As a “born digital” audiovisual music genre and visual aesthetic, vaporwave channels remnants of popular culture, advertising, and consumer technology from the 1980s and early 1990s. retrieving the strange sense of affective potential that still echoes within the outmoded, depleted myths of that era. In doing so, it opens up a unique vantage-point on our present moment, and our contemporary attachments to digital media and a still unrelenting consumer culture. Just as Walter Benjamin believed “revolutionary energies” to resound in the outmoded objects of nineteenth century culture, vaporwave invites us to recognise the affective potentials still incipient in the sounds and images of the recent past and, in doing so, to acknowledge the affective potential available in our own cultural moment.
Open Cultural Studies is a peer-reviewed journal exploring the fields of Humanities, Social Sciences and Arts. It interprets culture in an inclusive sense and promotes new research perspectives in cultural studies. The journal aims to enhance international collaboration among scholars from the Global North and the Global South and help early-career researchers.
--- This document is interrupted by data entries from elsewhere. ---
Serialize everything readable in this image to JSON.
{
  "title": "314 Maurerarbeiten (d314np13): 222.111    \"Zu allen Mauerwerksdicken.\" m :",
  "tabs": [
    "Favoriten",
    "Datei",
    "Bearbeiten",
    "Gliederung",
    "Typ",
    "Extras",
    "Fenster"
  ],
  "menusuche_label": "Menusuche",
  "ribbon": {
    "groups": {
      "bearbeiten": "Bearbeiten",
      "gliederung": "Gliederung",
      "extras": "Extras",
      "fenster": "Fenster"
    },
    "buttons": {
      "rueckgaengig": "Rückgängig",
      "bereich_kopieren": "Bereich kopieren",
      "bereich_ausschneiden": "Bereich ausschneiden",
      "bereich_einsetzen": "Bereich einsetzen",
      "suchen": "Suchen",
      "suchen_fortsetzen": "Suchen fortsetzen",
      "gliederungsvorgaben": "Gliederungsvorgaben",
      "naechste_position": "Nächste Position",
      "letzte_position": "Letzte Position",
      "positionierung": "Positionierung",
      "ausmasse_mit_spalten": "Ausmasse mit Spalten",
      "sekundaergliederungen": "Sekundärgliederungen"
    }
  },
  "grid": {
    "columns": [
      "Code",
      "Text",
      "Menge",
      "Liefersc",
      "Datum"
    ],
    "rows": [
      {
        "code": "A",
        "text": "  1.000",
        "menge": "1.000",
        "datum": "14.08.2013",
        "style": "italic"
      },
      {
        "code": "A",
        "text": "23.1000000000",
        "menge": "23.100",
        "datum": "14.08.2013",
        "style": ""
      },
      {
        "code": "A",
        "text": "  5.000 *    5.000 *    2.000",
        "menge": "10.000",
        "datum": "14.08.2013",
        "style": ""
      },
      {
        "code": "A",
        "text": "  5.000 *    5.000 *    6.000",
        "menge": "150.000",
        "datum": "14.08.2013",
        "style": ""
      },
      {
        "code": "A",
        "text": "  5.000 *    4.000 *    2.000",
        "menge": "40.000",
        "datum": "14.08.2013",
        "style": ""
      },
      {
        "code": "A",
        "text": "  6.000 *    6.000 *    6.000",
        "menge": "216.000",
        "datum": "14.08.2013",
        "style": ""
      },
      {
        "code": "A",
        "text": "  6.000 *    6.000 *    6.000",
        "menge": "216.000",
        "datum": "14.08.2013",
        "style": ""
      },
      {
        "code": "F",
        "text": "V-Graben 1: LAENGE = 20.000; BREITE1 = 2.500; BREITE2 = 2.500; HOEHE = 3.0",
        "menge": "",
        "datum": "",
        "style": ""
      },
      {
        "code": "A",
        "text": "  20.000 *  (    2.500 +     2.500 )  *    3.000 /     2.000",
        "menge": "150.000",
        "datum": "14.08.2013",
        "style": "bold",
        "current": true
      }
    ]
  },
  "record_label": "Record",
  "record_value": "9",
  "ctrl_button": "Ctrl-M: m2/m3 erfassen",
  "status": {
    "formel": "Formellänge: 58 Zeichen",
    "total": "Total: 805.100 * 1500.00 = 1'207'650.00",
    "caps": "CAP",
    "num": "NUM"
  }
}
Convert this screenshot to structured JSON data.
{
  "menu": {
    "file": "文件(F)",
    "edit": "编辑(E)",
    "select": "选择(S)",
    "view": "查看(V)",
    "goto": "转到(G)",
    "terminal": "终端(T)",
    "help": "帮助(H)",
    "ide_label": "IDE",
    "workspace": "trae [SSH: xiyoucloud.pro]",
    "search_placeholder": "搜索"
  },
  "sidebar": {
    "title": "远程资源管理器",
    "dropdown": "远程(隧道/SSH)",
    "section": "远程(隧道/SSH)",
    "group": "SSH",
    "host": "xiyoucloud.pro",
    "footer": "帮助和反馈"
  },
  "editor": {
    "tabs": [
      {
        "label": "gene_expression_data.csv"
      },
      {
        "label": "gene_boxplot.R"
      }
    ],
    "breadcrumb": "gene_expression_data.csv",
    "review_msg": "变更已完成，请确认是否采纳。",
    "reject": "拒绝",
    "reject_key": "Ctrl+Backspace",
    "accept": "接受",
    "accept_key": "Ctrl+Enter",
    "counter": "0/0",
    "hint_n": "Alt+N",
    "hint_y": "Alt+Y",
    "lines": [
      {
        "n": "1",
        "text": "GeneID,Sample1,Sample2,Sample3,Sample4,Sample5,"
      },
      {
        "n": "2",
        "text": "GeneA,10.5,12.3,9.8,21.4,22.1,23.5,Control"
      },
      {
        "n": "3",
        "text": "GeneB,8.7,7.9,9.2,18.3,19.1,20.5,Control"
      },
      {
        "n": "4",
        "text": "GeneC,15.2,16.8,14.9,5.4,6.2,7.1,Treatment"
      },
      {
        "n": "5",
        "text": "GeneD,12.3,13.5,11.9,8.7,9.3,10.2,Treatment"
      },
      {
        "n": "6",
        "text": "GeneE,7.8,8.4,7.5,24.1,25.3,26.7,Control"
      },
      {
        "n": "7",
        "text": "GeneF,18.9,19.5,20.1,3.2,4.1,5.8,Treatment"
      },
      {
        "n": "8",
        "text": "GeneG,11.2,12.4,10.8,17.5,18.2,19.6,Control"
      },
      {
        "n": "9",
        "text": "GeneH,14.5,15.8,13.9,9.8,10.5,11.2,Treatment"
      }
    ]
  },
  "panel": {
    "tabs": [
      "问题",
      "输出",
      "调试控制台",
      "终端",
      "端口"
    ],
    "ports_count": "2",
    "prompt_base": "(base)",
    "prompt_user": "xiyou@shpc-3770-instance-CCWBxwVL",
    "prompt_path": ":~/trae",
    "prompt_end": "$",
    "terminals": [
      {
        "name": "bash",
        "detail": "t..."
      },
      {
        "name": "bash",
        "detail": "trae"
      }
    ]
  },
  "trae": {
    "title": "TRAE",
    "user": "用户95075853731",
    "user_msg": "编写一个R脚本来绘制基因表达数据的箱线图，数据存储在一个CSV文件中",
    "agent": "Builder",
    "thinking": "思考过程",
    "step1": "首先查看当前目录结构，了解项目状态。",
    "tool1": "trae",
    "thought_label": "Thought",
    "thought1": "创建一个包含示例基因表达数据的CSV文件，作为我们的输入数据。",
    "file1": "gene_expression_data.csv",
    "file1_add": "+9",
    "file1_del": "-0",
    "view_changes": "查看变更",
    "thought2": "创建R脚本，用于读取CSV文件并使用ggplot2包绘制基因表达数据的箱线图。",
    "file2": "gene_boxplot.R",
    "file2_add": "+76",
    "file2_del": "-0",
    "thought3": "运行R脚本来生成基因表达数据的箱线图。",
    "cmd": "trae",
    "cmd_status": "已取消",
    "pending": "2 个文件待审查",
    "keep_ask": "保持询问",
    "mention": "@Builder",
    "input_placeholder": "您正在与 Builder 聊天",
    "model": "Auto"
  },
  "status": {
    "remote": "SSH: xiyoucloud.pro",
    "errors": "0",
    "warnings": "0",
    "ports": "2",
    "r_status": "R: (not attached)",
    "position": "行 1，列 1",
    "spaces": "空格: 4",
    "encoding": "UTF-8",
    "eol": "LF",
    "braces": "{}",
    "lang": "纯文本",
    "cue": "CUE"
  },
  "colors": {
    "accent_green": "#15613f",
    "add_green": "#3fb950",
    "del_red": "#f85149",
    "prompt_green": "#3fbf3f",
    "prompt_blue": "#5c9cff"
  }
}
It is also committed to increasing public access to scholarship on cultural studies.